Nearly 10 percent of 365 compliance professionals who completed Compliance Week’s coronavirus survey said their companies were ill-prepared for the pandemic. For these 31 companies—representing industries including banking, business services, government, manufacturing/retail, aerospace, government, and real estate—the outbreak caught them flat-footed. More than two-thirds of these companies were on the larger side—between 1,000-10,000 employees—and had international corporate footprints.
This article is from FRA's sister company, Compliance Week.
Conducted from March 24-26, the anonymous survey captured a moment in time for the coronavirus pandemic, which began in December 2019 in Wuhan, China. Over those three days, 130,000 new coronavirus cases were discovered worldwide, according to the World Health Organization. The crisis was ebbing in China and South Korea, in full force in Italy, Iran, and Spain, and beginning to overwhelm the healthcare system of New York City. Hot spots were also developing elsewhere in the United States.
Respondents who said their companies weren’t prepared said leadership didn’t take the coronavirus threat seriously as it gained steam in China. Risk assessment failed to recognize that the pandemic would morph from a faraway, supply chain disruption issue into a complete business shutdown at home.
These compliance professionals reported their business continuity plans were not adequately developed or tested. When shutdowns began, many of these businesses said they scrambled to convert their office employees to remote workers.
Some banks and other heavily regulated industries reported numerous problems transitioning their workforce.

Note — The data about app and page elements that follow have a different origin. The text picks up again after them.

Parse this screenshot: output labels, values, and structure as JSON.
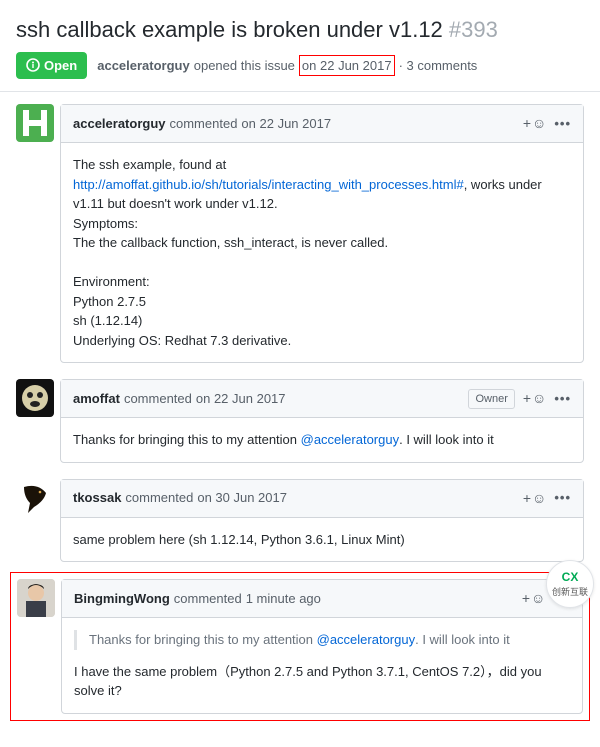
{
  "issue": {
    "title": "ssh callback example is broken under v1.12",
    "number": "#393",
    "state": "Open",
    "meta_author": "acceleratorguy",
    "meta_opened": " opened this issue ",
    "meta_date": "on 22 Jun 2017",
    "meta_comments": " · 3 comments"
  },
  "comments": [
    {
      "author": "acceleratorguy",
      "commented": " commented ",
      "time": "on 22 Jun 2017",
      "owner": false,
      "body_pre": "The ssh example, found at ",
      "body_link": "http://amoffat.github.io/sh/tutorials/interacting_with_processes.html#",
      "body_post": ", works under v1.11 but doesn't work under v1.12.",
      "lines": [
        "Symptoms:",
        "The the callback function, ssh_interact, is never called.",
        "",
        "Environment:",
        "Python 2.7.5",
        "sh (1.12.14)",
        "Underlying OS: Redhat 7.3 derivative."
      ]
    },
    {
      "author": "amoffat",
      "commented": " commented ",
      "time": "on 22 Jun 2017",
      "owner": true,
      "owner_label": "Owner",
      "body_pre": "Thanks for bringing this to my attention ",
      "mention": "@acceleratorguy",
      "body_post": ". I will look into it"
    },
    {
      "author": "tkossak",
      "commented": " commented ",
      "time": "on 30 Jun 2017",
      "owner": false,
      "body": "same problem here (sh 1.12.14, Python 3.6.1, Linux Mint)"
    },
    {
      "author": "BingmingWong",
      "commented": " commented ",
      "time": "1 minute ago",
      "owner": false,
      "quote_pre": "Thanks for bringing this to my attention ",
      "quote_mention": "@acceleratorguy",
      "quote_post": ". I will look into it",
      "body": "I have the same problem（Python 2.7.5 and Python 3.7.1, CentOS 7.2），did you solve it?"
    }
  ],
  "ui": {
    "plus": "+",
    "smiley": "☺",
    "kebab": "•••"
  },
  "watermark": {
    "top": "CX",
    "bottom": "创新互联"
  }
}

“It’s just not my company but overall 70 percent of [multinational corporations] and banks who’s into compliance won’t give work from home due to customer data and other constraints, but now they are facing a really tough time due to it,” one survey respondent wrote. “Also, many compliance projects have been given for associates to work from home.”
Companies that had problems responding to the pandemic also reported communication issues, stemming from the company’s leaders having not adequately assessed its effect on their business and not having a fully formed plan. As a result, the companies said they were slow to relay vital information to their employees at a time of heightened uncertainty and anxiety.
“I think one of the lessons here is that there is a clear distinction between pro forma compliance and truly meaningful compliance that encompasses risk management and business continuity,” said Christopher Michaelson, a professor in the Department of Ethics and Business Law at the University of St. Thomas. “Not everything is necessarily bad news. We are learning new ways to cope with business challenges, to keep it going.”
The compliance profession has an opportunity to permanently expand itself beyond the “narrow focus” of regulatory compliance and tackle risk management and business continuity planning on a daily basis, said Carrie Penman, chief compliance officer at NAVEX Global.
“This is really a moment for the industry to shine,” she said.
Of those compliance professionals who rated their companies’ performance as “poor” or “very poor,” 80 percent reported not having a business continuity plan in place, compared to 44 percent of all respondents. Among compliance professionals who said their companies did perform well, having a tested, vetted business continuity plan in place was crucial.
“You can be strategic, or you can be reactive,” said Fabiana Lacerca-Allen, senior vice president compliance for Aimmune Therapeutics in Brisbane, Calif. “The idea is to get ahead of the curve.”
Another marker of success is a robust company culture. If company leadership does not have a good rapport with its employees during normal times, it is not trusted to convey a hard truth in times of trouble.
“Companies with strong cultures are seeing employees rise to the challenge. They’re making good decisions and are being transparent,” said Penman.
“You’ve got to have your own culture in place,” said Keith Darcy, a compliance consultant with clients like Deloitte, and oil and gas companies. “Not just to save the business, but to keep the business’ reputation going, so that in the future you’ve got something to build on.”